## THE TASK
Show every line below where "this" can be found.

## DATA FOR THE TASK
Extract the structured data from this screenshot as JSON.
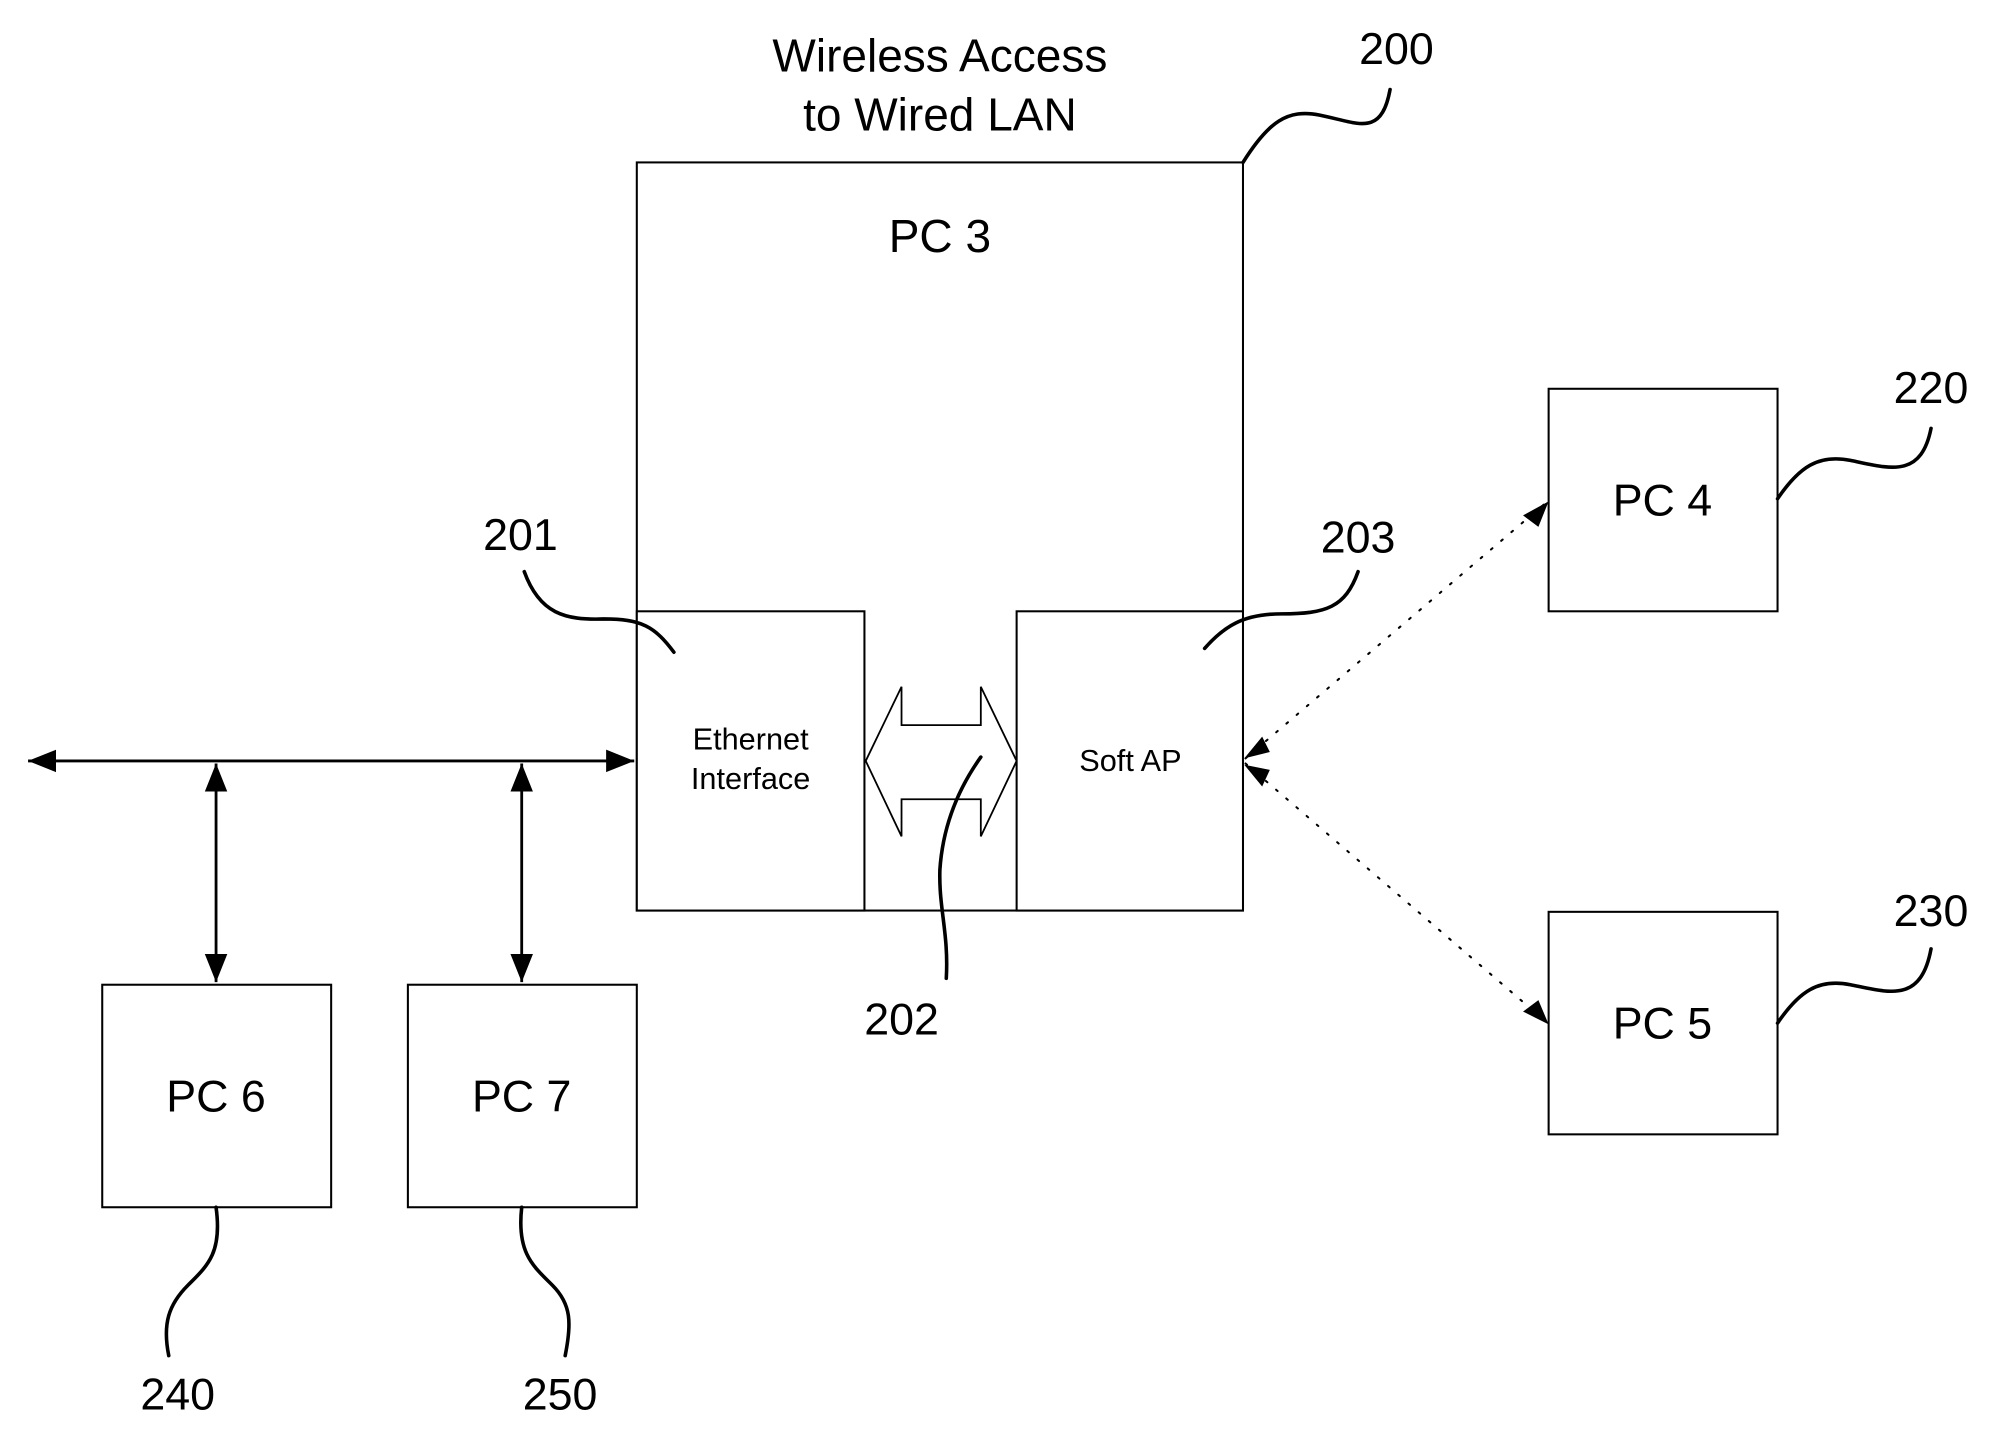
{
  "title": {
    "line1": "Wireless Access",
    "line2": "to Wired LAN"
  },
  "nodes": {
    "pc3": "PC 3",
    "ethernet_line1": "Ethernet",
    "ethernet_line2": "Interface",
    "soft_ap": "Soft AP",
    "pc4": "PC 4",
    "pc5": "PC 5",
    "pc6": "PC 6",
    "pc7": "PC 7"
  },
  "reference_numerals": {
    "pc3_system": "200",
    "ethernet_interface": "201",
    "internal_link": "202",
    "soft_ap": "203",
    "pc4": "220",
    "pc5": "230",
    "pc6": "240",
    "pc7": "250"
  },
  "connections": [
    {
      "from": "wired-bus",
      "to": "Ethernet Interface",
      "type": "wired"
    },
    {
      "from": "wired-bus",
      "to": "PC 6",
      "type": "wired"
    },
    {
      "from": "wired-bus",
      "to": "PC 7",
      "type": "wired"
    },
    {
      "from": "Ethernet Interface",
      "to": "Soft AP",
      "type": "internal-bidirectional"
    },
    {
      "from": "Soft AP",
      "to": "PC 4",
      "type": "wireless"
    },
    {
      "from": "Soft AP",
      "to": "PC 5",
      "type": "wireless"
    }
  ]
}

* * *

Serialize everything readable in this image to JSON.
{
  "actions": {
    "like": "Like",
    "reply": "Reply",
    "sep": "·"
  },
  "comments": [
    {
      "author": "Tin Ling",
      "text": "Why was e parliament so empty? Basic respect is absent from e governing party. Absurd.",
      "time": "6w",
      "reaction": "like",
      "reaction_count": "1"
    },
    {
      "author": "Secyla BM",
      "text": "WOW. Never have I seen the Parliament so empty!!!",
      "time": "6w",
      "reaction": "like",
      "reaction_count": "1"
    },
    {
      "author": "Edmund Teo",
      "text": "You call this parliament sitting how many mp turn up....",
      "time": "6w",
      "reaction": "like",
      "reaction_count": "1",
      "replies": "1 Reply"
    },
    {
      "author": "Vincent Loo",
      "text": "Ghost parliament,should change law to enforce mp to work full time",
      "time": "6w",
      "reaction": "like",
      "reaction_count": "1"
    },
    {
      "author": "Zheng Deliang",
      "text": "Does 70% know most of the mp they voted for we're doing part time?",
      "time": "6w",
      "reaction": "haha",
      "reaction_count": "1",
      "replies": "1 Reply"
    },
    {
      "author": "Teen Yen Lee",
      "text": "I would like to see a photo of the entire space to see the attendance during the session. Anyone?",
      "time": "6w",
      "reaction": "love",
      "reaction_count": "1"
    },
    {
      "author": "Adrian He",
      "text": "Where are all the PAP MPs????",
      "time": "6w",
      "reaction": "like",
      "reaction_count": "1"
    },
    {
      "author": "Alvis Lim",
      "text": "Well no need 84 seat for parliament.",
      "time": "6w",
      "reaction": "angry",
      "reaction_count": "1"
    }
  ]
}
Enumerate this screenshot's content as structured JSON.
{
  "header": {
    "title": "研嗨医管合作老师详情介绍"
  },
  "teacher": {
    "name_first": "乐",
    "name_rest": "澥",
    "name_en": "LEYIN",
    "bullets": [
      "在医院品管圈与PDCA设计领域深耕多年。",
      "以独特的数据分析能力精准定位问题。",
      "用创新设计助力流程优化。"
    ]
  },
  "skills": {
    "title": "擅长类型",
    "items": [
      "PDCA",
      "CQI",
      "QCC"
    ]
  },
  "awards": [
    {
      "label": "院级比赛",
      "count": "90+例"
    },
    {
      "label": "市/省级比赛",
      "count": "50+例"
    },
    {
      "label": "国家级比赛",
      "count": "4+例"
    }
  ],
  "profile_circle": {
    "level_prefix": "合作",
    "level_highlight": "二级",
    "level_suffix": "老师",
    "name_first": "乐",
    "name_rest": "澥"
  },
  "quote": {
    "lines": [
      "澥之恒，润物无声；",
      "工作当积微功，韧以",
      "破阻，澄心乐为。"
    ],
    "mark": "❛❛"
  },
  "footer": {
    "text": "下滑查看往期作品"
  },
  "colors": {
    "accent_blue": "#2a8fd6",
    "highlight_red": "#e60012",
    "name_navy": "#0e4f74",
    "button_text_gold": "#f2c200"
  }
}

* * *

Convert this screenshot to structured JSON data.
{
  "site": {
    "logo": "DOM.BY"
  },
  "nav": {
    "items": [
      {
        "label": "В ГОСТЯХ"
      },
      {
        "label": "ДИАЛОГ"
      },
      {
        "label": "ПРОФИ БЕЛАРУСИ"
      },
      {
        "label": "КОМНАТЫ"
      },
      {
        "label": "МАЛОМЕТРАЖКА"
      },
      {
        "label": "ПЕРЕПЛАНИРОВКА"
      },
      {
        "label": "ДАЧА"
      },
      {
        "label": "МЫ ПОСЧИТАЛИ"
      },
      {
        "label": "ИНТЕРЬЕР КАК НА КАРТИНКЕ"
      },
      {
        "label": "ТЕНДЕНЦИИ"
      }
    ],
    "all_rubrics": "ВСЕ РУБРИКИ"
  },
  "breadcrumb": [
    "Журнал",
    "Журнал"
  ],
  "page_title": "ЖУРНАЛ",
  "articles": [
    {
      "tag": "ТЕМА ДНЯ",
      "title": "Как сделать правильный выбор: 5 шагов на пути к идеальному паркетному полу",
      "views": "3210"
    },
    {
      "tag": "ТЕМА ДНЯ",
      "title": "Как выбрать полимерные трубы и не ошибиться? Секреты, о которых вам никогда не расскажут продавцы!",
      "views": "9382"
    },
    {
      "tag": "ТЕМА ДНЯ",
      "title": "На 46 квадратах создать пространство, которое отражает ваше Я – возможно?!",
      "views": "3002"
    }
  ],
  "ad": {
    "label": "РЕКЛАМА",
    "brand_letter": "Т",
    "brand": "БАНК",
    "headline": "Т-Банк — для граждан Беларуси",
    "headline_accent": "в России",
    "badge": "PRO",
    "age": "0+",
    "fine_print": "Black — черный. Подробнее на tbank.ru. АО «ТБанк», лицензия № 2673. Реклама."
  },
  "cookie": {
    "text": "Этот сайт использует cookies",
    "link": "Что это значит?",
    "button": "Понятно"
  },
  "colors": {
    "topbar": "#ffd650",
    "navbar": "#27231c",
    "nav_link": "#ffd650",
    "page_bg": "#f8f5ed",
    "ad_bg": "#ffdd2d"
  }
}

## YOUR SOLUTION
Extract the structured data from this screenshot as JSON.
Serialize everything readable in this image to JSON.
      "text": "You call this parliament sitting how many mp turn up....",
Enumerate this screenshot's content as structured JSON.
Convert this screenshot to structured JSON data.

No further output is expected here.